In Size Appeal of AeroSage, LLC, SBA No. SIZ-5883 (2018) The SBA Office of Hearings and Appeals (OHA) ruled that the SBA Area Office correctly dismissed the size protest for lack of standing because, by refusing Contracting Officer’s request to extend offer acceptance period, the small business firm had removed itself from competition)
In AeroSage, the company chose not to extend its offer acceptance period in the solicitation. By doing so, it created the legal effect of removing itself from the bidding competition.
Who Can Bring an SBA Size Protest?
Under 13 CFR 121.1001(a)(7), “[a]ny offeror” may bring a size protest on an unrestricted procurement, provided that the challenged firm represented itself as a small business concern. Size Appeals of Pacific Power, LLC, SBA No. SIZ-5520, at 5 (2013).
When a small business offeror declines, in writing, an agency’s request to extend its offer acceptance period, the offeror has unequivocally removed itself from the competition. Western Star Hospital Authority, Inc., B-414198.2, B-414198.3, June 7, 2017, 2017 CPD ¶ 183 at 18.
- • Companies simply cannot file a lawsuit if there is lack of standing
- • When you file SBA Size protests, your company should not have been eliminated from competition for reasons other than size.
When is There Lack of Standing?
Just as for any case, a litigant must be an interested party and have standing to file an SBA size protest. The SBA Office of Hearings and Appeals made it clear that because Appellant would have to be an offeror to bring a size protest, and it declined the agency’s request to extend its offer, the contract lacked standing to bring the size protest.
For small businesses that e are interested in filing an SBA Size protest, you must always look to see if you are still in the list of considered offeror’s. For example, if you were eliminated for reasons other than size, you may also lose standing. What if your company was not next in line for the contract, would you have the standing to bring an SBA size protest. Many GAO court decisions would say that there is a lack of standing to file a protest. What the SBA says could be different.
Tip: Even though it was the SBA that dismissed the above case for lack of standing, the protested small business could still file a motion to dismiss for lack of standing and get the case thrown out that way.
What is a potential government contractor supposed to learn from this case? A potential federal government contractor should extend its offer acceptance period if it wishes to protest the procurement with an SBA Size protest in the event it does not receive the award.

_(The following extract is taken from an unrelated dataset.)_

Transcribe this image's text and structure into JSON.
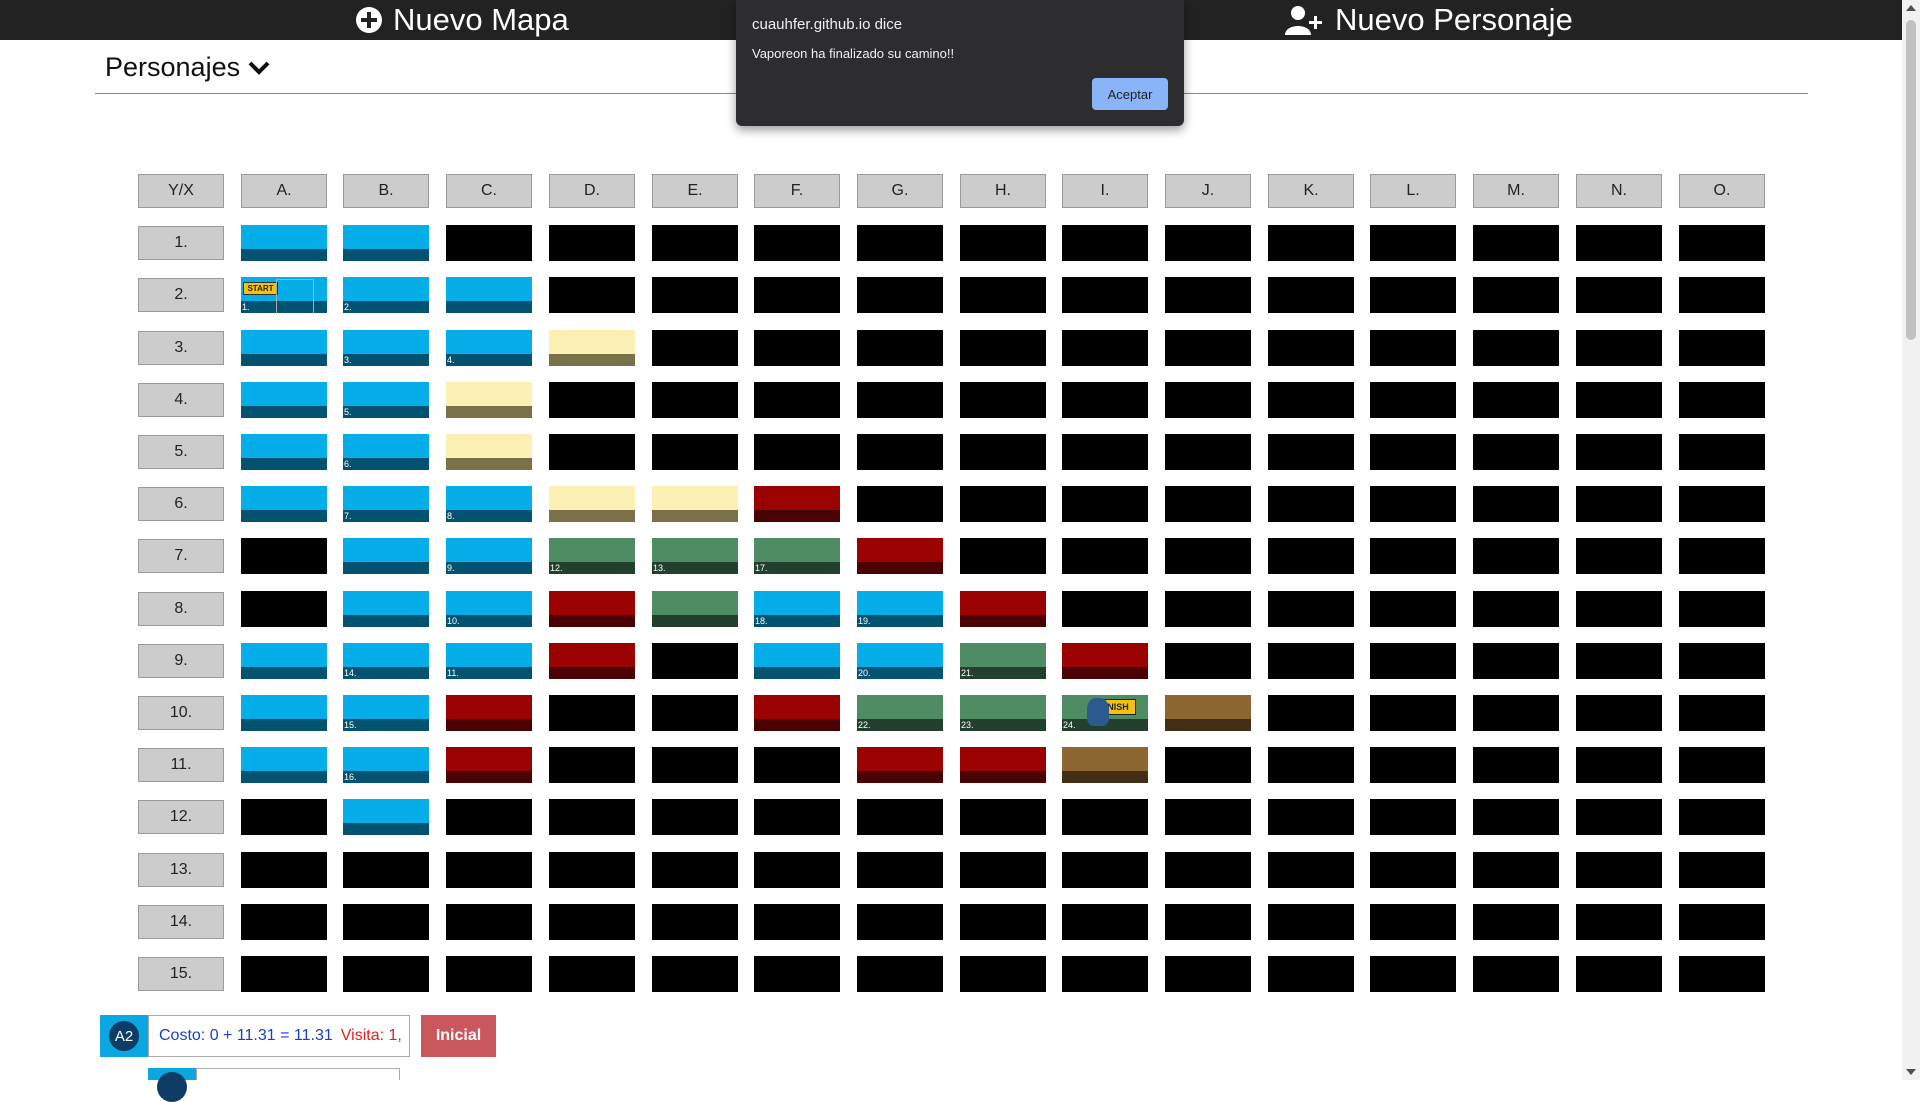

For immediate filing or defending an SBA Size Protest, call Watson & Associates, LLC lawyers at 1-866-601-5518.